BWW Review: REFUGE MALJA at Portland Stage Explores the Refugee Experience
In mounting Bess Welden's new play Refuge Malja, Portland Stage seeks to tell the story of contemporary Syrian war refugees in the context of history, the Holocaust, and personal conflict. Set largely in Greece and the Middle East, it intertwines the story of two journalists, their failed romance, and the struggles they have in coming to terms with past demons and the present suffering they witness. The intersection of these dramas is laden with potential for fine storytelling, but somehow Welden never manages to weave the threads into a coherent tale. Admirable in its intent, Refuge Maljaremains a puzzling, under developed theatrical experience.
Part of the problem in the script is that the core narrative - that of journalist Jamie's stepping out of her characteristically detached observation mode to try to help a Syrian refugee boy - becomes lost in Welden's fragmented flashback style. Present lurches jarringly into past and reality into metaphor, never quite coalescing. The frequent dialogue sequences in Arabic do create a cultural flavor and are intended, no doubt, to demonstrate the hurdles in communication, but they also serve to further distance a large portion of the non-Arabic speaking audience. The metaphor of the wolf, which links Jamie's Holocaust victim grandfather to the boy, her ex-lover Ibrahim, and to her own inner gnawing experience, is tantalizing but not sufficiently developed. Finally, the few moments where the characters actually engage in some passionate exchanges - Jamie at her mother's deathbed or Jamie and Ibrahim arguing over their lost love - where they show us, rather than tell us, what they are feeling are all too brief and disappointingly tepid in Kareem Fahney's rather static direction. The transitions between memory and reality are so fluid as to become abstruse, relying on small indicators of props, costume changes, and lighting.

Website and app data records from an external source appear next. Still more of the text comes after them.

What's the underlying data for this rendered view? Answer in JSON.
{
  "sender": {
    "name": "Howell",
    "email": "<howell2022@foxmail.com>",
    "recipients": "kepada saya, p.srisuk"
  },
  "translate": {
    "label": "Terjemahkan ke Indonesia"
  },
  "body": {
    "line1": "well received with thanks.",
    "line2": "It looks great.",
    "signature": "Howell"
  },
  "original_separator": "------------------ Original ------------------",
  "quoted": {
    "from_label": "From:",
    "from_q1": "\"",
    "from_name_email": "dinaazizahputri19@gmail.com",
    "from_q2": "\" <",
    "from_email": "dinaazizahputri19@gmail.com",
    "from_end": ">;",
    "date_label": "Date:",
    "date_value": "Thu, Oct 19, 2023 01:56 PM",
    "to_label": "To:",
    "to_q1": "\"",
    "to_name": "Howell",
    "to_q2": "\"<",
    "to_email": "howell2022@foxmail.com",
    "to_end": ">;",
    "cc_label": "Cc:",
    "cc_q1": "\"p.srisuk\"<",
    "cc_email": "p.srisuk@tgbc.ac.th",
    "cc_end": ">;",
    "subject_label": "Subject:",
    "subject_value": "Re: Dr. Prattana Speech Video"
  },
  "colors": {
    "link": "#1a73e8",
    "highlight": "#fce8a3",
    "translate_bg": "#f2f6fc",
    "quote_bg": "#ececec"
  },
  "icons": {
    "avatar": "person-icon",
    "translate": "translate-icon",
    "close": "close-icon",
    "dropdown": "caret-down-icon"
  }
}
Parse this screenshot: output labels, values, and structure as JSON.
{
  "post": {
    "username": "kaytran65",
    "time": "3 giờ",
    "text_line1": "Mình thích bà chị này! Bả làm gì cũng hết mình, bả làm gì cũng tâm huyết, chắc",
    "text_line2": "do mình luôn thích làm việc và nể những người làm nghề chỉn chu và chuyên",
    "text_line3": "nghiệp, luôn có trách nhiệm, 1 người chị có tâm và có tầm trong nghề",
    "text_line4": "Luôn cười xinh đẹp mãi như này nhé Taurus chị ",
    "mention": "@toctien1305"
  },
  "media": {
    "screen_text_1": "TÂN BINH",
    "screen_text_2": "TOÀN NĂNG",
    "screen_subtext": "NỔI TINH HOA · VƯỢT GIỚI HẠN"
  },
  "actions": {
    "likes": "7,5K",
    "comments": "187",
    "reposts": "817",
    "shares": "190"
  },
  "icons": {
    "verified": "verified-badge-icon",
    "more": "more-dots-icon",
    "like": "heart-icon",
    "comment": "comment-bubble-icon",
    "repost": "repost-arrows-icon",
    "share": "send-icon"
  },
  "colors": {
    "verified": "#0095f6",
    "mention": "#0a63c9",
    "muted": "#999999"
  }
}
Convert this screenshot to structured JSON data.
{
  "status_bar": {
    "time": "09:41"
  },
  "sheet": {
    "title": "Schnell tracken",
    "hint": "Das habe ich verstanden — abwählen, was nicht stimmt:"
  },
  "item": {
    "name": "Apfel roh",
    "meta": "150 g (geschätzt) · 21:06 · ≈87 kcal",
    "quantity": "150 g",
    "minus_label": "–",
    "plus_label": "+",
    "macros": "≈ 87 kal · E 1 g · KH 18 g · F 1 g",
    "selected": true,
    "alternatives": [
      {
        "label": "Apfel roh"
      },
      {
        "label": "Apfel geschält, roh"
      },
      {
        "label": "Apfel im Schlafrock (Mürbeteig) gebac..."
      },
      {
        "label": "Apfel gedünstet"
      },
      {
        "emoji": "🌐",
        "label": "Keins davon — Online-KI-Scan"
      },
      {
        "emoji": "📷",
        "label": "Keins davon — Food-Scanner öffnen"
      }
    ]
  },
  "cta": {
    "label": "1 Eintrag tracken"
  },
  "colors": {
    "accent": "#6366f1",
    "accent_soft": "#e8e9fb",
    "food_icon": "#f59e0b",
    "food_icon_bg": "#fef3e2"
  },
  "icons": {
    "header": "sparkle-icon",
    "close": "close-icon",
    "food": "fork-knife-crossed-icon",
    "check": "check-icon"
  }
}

The physical production, however, does contribute a great deal to the atmosphere of the work and the abiding sense of loneliness and otherness. Anna Grywalski's costumes effectively shape the two cultural worlds. Anita Stewart's rolling sand beach dotted only with a pile of maritime debris and backed with projections of the ocean and night skies makes a powerful statement, and the change in locales is handled with the economy of a few rolling pieces of furniture and flown in décor. Scott Bolman's lighting captures the contrasts of sun-drenched beach and cool, starry nights, while sound designer and composer Mark Van Hare creates an aural palette that transports the viewer.
The cast does its best with the material. Brooke Parks, for the most part, conveys Jamie's aversion to commitment, her suppression of inner demons, and the objectivity she wears as armor. Yet, one would wish for more chemistry between her and Amro Salama's Ibrahim to explain their past relationship and a more gradual sense of her unraveling her emotions as the play progresses. Salama conveys the gentle poetry of his character, though he, too, sometimes lacks intensity. Shauna Bloom is convincing in her brief appearance as Jamie's harsh mother and touching as Ibrahim's mute mother. Anwer Ali, the Waleed at the performance reviewed, grew in stage presence as the performance progressed.
Once again, Portland Stage demonstrates its commitment to nurturing new work and tackling thorny issues. Perhaps that dedication can be reapplied to this script to help it find more coherence for future productions.
Photos courtesy Portland Stage, photographer Aaron Flacke
Refuge Maljaruns from October 30 - November 18 at Portland Stage, 25A Forest Ave., Portland, ME 207-